Olivia Newton-John: Australian landmarks glow pink to honor singer and most cancers campaigner


The Sydney Opera Home will flip pink on Wednesday to honor Olivia Newton-John, the singer and “Grease” star who died on Monday in the US.

Different Australian landmarks together with Optus Stadium in Perth and Flinders Avenue railway station in Melbourne glowed pink Tuesday night time in reminiscence of the performer who was born in the UK however turned one in every of Australia’s most-loved celebrities.

Victorian state Premier Dan Andrews said the gesture was made “to remember Olivia Newton John, and her enormous contribution to cancer awareness, research and treatment.”

Newton-John’s picture was additionally beamed onto the aspect of Fed Sq., an arts and tradition venue in Melbourne’s metropolis middle.

Olivia Newton-John's image as seen on Fed Square, Melbourne.

Newton-John survived two bouts of breast most cancers, one within the early Nineties, the opposite in 2017. In September 2018 she revealed that she was as soon as once more preventing most cancers, this time on the base of her backbone.

Regardless of her struggles, Newton-John maintained a constructive outlook.

“I believe that when you go through something difficult, even something as dramatic as cancer, that something positive will come of it,” she wrote on the web site for the Olivia Newton-John Most cancers Wellness and Analysis Centre, which opened in Melbourne in 2012.

Melbourne Town Hall turned pink on August 9.

“With more and more people affected by cancer every day, I believe we are in a world desperate for healing, and I’m committed to doing whatever I can to help.”

Following her dying, the group stated in a press release that Newton-John’s “generous support and gift provided hope and changed the lives of thousands of cancer patients.”

Hours after her dying, Andrews stated the state would speak to Newton-John’s household about the potential of a state funeral.

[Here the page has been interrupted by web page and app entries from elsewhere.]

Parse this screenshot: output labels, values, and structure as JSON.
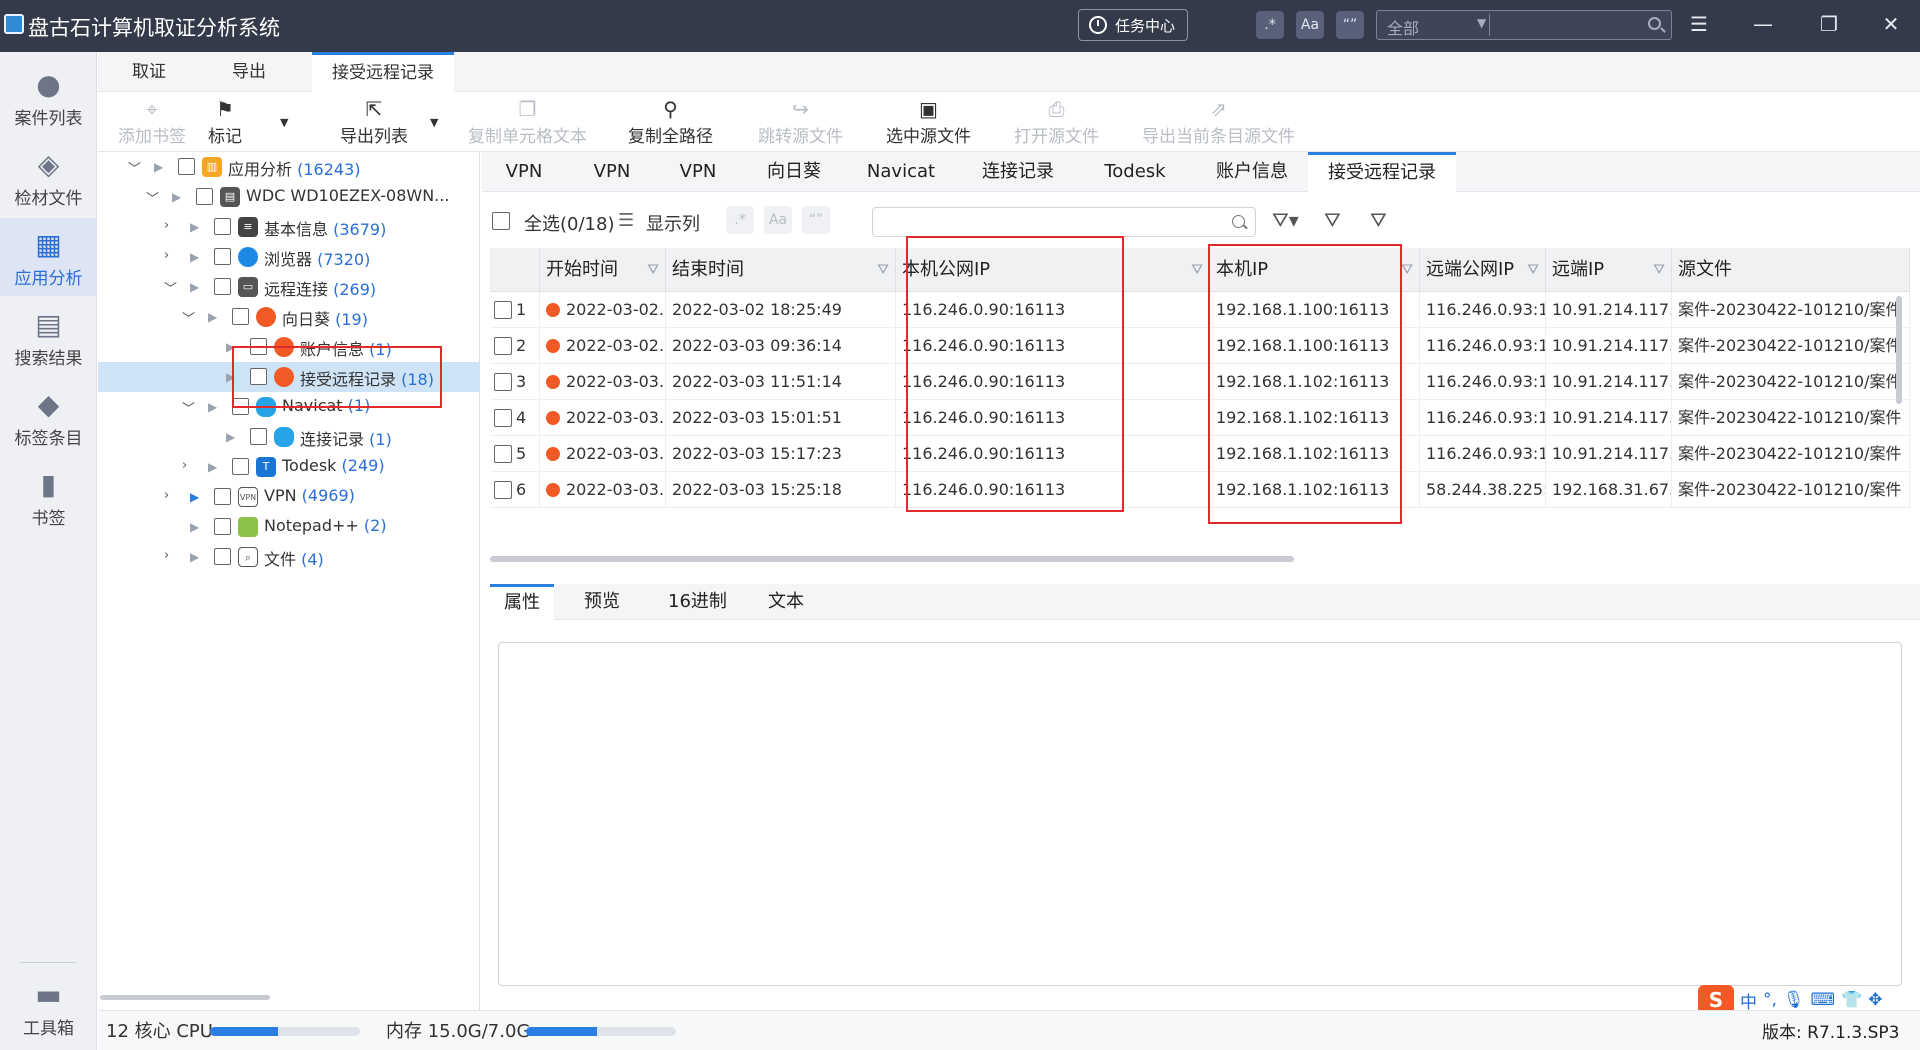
{
  "titlebar": {
    "title": "盘古石计算机取证分析系统",
    "task_center": "任务中心",
    "toggle_regex": ".*",
    "toggle_case": "Aa",
    "toggle_word": "“”",
    "search_scope": "全部"
  },
  "nav": {
    "items": [
      "案件列表",
      "检材文件",
      "应用分析",
      "搜索结果",
      "标签条目",
      "书签"
    ],
    "toolbox": "工具箱"
  },
  "ribbon": {
    "tabs": [
      "取证",
      "导出",
      "接受远程记录"
    ],
    "tools": [
      "添加书签",
      "标记",
      "导出列表",
      "复制单元格文本",
      "复制全路径",
      "跳转源文件",
      "选中源文件",
      "打开源文件",
      "导出当前条目源文件"
    ]
  },
  "tree": [
    {
      "label": "应用分析",
      "count": "(16243)"
    },
    {
      "label": "WDC WD10EZEX-08WN...",
      "count": ""
    },
    {
      "label": "基本信息",
      "count": "(3679)"
    },
    {
      "label": "浏览器",
      "count": "(7320)"
    },
    {
      "label": "远程连接",
      "count": "(269)"
    },
    {
      "label": "向日葵",
      "count": "(19)"
    },
    {
      "label": "账户信息",
      "count": "(1)"
    },
    {
      "label": "接受远程记录",
      "count": "(18)"
    },
    {
      "label": "Navicat",
      "count": "(1)"
    },
    {
      "label": "连接记录",
      "count": "(1)"
    },
    {
      "label": "Todesk",
      "count": "(249)"
    },
    {
      "label": "VPN",
      "count": "(4969)"
    },
    {
      "label": "Notepad++",
      "count": "(2)"
    },
    {
      "label": "文件",
      "count": "(4)"
    }
  ],
  "category_tabs": [
    "VPN",
    "VPN",
    "VPN",
    "向日葵",
    "Navicat",
    "连接记录",
    "Todesk",
    "账户信息",
    "接受远程记录"
  ],
  "grid_toolbar": {
    "select_all": "全选(0/18)",
    "show_columns": "显示列"
  },
  "grid": {
    "columns": [
      "开始时间",
      "结束时间",
      "本机公网IP",
      "本机IP",
      "远端公网IP",
      "远端IP",
      "源文件"
    ],
    "rows": [
      {
        "n": "1",
        "start": "2022-03-02...",
        "end": "2022-03-02 18:25:49",
        "pub": "116.246.0.90:16113",
        "ip": "192.168.1.100:16113",
        "rpub": "116.246.0.93:1...",
        "rip": "10.91.214.117...",
        "src": "案件-20230422-101210/案件"
      },
      {
        "n": "2",
        "start": "2022-03-02...",
        "end": "2022-03-03 09:36:14",
        "pub": "116.246.0.90:16113",
        "ip": "192.168.1.100:16113",
        "rpub": "116.246.0.93:1...",
        "rip": "10.91.214.117...",
        "src": "案件-20230422-101210/案件"
      },
      {
        "n": "3",
        "start": "2022-03-03...",
        "end": "2022-03-03 11:51:14",
        "pub": "116.246.0.90:16113",
        "ip": "192.168.1.102:16113",
        "rpub": "116.246.0.93:1...",
        "rip": "10.91.214.117...",
        "src": "案件-20230422-101210/案件"
      },
      {
        "n": "4",
        "start": "2022-03-03...",
        "end": "2022-03-03 15:01:51",
        "pub": "116.246.0.90:16113",
        "ip": "192.168.1.102:16113",
        "rpub": "116.246.0.93:1...",
        "rip": "10.91.214.117...",
        "src": "案件-20230422-101210/案件"
      },
      {
        "n": "5",
        "start": "2022-03-03...",
        "end": "2022-03-03 15:17:23",
        "pub": "116.246.0.90:16113",
        "ip": "192.168.1.102:16113",
        "rpub": "116.246.0.93:1...",
        "rip": "10.91.214.117...",
        "src": "案件-20230422-101210/案件"
      },
      {
        "n": "6",
        "start": "2022-03-03...",
        "end": "2022-03-03 15:25:18",
        "pub": "116.246.0.90:16113",
        "ip": "192.168.1.102:16113",
        "rpub": "58.244.38.225:...",
        "rip": "192.168.31.67...",
        "src": "案件-20230422-101210/案件"
      }
    ]
  },
  "detail_tabs": [
    "属性",
    "预览",
    "16进制",
    "文本"
  ],
  "status": {
    "cpu": "12 核心 CPU",
    "cpu_usage": 0.45,
    "mem": "内存 15.0G/7.0G",
    "mem_usage": 0.47,
    "version": "版本: R7.1.3.SP3"
  },
  "ime": {
    "lang": "中",
    "punct": "°,",
    "logo": "S"
  },
  "colors": {
    "accent": "#2a7de1",
    "titlebar": "#343a4a",
    "highlight": "#e02b2b",
    "sunlogin": "#f15a24"
  }
}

Newton-John’s niece Tottie Goldsmith later advised CNN affiliate 9 Community they deliberate to present their approval.

“I think Australia needs it,” Goldsmith stated by way of tears. “She’s so beloved. And I believe our nation wants it so we’re going to just accept that. “

Particulars of the funeral have but to be introduced or confirmed by the premier’s workplace.

If a state funeral goes forward, it will likely be the second provided for an Australian singer this month. The Victorian government is organizing a state funeral for Judith Durham, lead singer of The Seekers, who died August 5 at age 79.